Levi Colglazier, a senior at the ILC, is in his second year of interning at Methow Valley Elementary, working in kindergarten and first-grade classrooms.
Not only has Levi learned valuable skills in working with elementary-aged students – a skill and experience he may draw upon as he considers a future career in education – but Methow Valley Elementary students have benefited from the extra support that Levi has been able to provide. Somewhat recently, Levi sat down with ILC Internship Coordinator, Kelleigh McMillan to reflect upon and describe experience. Here’s what he had to say:
Kelleigh: I’ve had the opportunity to see you in your internship, working in the classroom with the students. It’s obvious that they really like you. Why do you think the children connect with you so easily?
Levi: Since I worked in the kindergarten classroom last year and then in the first grade classroom this year I know some of these kids pretty well. They see me as a playful person. I’ll run around with them and some of them see me as a big brother type and as a friend.
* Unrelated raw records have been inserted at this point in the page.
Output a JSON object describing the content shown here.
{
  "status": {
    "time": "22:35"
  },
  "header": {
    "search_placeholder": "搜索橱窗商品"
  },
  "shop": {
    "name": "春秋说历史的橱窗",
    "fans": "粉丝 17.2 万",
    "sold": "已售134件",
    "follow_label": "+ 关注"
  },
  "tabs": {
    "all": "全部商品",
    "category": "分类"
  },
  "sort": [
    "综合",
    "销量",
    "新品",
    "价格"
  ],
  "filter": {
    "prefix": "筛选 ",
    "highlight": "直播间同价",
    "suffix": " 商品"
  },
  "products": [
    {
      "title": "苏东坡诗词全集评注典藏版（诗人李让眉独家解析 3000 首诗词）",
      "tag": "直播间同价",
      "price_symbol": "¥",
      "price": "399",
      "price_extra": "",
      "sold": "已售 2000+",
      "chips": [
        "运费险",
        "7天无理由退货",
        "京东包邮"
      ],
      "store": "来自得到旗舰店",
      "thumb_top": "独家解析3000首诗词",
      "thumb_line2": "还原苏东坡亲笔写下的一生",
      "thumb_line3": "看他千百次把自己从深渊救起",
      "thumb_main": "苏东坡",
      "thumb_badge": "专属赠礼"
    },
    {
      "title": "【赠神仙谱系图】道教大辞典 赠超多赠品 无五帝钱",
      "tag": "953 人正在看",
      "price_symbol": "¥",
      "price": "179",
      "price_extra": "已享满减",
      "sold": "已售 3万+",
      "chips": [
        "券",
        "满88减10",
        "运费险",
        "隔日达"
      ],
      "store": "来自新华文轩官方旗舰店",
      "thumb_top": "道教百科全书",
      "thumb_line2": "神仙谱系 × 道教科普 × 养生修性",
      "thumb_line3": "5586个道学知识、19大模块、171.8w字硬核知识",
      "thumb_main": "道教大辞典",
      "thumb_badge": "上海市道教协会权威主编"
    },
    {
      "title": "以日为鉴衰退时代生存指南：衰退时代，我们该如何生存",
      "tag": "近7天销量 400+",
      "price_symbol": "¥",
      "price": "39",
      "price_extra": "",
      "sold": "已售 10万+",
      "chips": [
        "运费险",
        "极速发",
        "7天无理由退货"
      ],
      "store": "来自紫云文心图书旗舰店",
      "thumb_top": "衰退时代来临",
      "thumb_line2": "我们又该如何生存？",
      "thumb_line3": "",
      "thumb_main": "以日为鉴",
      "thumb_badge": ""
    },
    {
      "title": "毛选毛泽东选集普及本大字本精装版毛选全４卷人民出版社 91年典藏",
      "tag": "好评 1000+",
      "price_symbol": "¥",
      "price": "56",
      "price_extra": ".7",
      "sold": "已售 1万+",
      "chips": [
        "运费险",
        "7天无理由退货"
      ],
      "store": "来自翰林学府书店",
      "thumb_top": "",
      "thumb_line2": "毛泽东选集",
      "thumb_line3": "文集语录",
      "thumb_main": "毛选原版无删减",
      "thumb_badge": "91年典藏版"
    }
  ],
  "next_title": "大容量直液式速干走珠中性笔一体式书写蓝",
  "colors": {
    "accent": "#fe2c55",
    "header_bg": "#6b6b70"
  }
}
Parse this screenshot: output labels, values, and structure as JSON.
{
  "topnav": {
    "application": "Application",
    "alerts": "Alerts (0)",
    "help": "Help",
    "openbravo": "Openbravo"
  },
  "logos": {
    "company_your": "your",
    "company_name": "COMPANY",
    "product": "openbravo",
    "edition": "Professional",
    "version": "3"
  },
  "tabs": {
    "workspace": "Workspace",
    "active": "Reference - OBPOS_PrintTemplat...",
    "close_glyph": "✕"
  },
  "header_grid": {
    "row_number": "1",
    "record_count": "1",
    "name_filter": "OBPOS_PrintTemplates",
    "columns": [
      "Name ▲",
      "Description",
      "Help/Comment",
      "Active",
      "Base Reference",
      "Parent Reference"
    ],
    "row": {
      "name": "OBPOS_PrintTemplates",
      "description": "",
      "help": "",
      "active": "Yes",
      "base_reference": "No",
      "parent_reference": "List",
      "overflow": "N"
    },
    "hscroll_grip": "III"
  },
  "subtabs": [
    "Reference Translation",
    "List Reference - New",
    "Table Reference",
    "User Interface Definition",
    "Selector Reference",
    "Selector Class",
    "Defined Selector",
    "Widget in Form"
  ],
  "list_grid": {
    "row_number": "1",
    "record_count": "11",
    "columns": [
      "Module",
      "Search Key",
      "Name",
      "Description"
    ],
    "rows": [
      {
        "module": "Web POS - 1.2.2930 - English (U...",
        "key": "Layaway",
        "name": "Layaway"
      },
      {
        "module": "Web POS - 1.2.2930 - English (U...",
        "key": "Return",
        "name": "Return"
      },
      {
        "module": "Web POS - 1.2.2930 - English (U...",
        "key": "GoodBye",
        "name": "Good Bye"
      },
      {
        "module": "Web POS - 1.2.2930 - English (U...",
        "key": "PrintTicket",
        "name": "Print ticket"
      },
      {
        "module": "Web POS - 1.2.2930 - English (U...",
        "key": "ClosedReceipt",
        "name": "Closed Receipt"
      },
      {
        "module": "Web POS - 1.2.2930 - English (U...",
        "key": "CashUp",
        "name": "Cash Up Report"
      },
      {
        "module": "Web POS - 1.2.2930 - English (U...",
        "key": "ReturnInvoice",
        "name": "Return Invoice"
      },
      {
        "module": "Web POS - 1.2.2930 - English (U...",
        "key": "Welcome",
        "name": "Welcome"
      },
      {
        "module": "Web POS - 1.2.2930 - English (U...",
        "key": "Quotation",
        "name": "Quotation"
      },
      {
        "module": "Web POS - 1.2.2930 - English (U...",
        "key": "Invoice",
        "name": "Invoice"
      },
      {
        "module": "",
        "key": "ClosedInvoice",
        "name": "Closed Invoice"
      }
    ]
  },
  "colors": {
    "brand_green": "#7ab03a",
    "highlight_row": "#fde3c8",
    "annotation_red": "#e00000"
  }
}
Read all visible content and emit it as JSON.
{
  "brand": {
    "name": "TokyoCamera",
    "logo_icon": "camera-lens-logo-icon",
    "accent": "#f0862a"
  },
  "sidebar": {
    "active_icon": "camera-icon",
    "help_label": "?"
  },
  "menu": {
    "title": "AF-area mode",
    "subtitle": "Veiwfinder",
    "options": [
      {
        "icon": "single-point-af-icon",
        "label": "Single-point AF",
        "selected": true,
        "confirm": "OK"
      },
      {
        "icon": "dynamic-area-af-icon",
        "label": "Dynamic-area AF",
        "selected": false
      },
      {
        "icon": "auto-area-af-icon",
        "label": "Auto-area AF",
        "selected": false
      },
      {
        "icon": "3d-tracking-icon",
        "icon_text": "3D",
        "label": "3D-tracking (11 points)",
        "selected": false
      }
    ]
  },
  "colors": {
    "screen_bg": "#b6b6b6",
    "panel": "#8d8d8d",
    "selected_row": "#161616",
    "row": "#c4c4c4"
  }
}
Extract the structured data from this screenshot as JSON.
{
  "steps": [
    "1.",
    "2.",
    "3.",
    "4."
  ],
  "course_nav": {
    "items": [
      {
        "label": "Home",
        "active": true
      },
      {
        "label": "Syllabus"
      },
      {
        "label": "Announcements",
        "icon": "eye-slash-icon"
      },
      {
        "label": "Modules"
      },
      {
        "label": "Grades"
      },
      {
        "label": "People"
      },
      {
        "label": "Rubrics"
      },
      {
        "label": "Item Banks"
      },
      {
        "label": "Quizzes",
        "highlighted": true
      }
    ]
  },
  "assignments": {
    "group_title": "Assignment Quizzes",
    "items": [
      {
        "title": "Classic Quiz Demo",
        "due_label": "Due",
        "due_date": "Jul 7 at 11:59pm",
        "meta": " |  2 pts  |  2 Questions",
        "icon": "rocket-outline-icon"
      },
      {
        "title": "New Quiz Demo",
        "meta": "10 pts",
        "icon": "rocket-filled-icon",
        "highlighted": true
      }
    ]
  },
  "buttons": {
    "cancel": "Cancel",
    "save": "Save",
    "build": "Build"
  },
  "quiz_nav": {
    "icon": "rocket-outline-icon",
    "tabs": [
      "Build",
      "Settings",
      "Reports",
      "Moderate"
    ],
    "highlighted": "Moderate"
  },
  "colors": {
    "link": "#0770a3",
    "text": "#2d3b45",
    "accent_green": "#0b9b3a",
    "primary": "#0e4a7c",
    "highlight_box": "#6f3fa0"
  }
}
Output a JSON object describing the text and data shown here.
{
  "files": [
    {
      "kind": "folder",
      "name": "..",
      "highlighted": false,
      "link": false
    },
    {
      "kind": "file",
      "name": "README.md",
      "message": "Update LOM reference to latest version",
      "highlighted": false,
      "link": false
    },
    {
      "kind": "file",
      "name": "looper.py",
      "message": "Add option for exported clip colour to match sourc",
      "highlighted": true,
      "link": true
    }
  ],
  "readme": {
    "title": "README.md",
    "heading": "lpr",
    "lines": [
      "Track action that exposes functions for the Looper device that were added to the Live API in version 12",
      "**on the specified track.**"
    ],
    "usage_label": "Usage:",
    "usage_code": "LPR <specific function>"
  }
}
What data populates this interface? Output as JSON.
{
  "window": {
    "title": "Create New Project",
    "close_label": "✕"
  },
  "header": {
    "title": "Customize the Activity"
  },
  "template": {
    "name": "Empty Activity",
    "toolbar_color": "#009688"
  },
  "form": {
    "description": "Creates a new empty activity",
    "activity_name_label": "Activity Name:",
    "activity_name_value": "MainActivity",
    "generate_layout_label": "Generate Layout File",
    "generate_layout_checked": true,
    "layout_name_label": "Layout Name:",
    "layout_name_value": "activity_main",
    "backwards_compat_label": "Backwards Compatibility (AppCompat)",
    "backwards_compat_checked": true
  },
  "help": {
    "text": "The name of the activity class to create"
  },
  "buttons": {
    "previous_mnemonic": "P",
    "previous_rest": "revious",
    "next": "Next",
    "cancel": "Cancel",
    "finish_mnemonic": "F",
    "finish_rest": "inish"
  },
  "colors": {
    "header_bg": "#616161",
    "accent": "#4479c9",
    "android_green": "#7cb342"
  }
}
Kelleigh: What is your favorite part about your time working with these students?
Levi: They make me really happy. No matter how hard of a day I’m having, when I walk in that door and the kids are so excited to see me it just turns my day around and puts me in a good mood.
Kelleigh: What do you think the biggest thing you have learned about working with children through your internships?
Levi: I think it’s really interesting how students all think differently from one another and how they solve problems differently. When I move around the classroom and the students are all working on the same assignment and I visit with them one-on-one, I see how differently they each approach their learning.
Kelleigh: What is something that you’ve learned about yourself through this work?
Levi: How to have more patience. I’ve learned deep breathing techniques to use when I’m frustrated and learned how to always keep my cool. These are things that I’ve also been able to help the kids with. I work with a student who gets really easily frustrated. I take him for walks in the hallway and teach him how to take a big deep breath. One day while I was in the classroom but not working with him he was having a really hard time and I watched him from across the room take a big deep breath and asked the student who was bothering him to please stop. He did those things and then reported to me what he did, and that it helped.
Kelleigh: It looks like you take a lot of pride in that, being able to help others move through a hard time. What would you say your biggest challenge has been?
Levi: Sometimes I feel like I’ve used up all of my tools and I’m at a loss as to what to do next. I just approach the students one at a time through conversation and I ask the student to explain to me what they’re working on in their own way. This helps me refocus and remember why I’m here.
Kelleigh: Now that you are in the spring of your senior year, what do you envision for yourself after High School?
Levi: I never thought it would be an option for me to do this as a job and sometimes I don’t think very well of myself, but this experience has shown me that it’s possible to do this work as a job and be good at it. Suddenly I feel like I have a lot of options and being a substitute paraeducator in the Methow is one of them.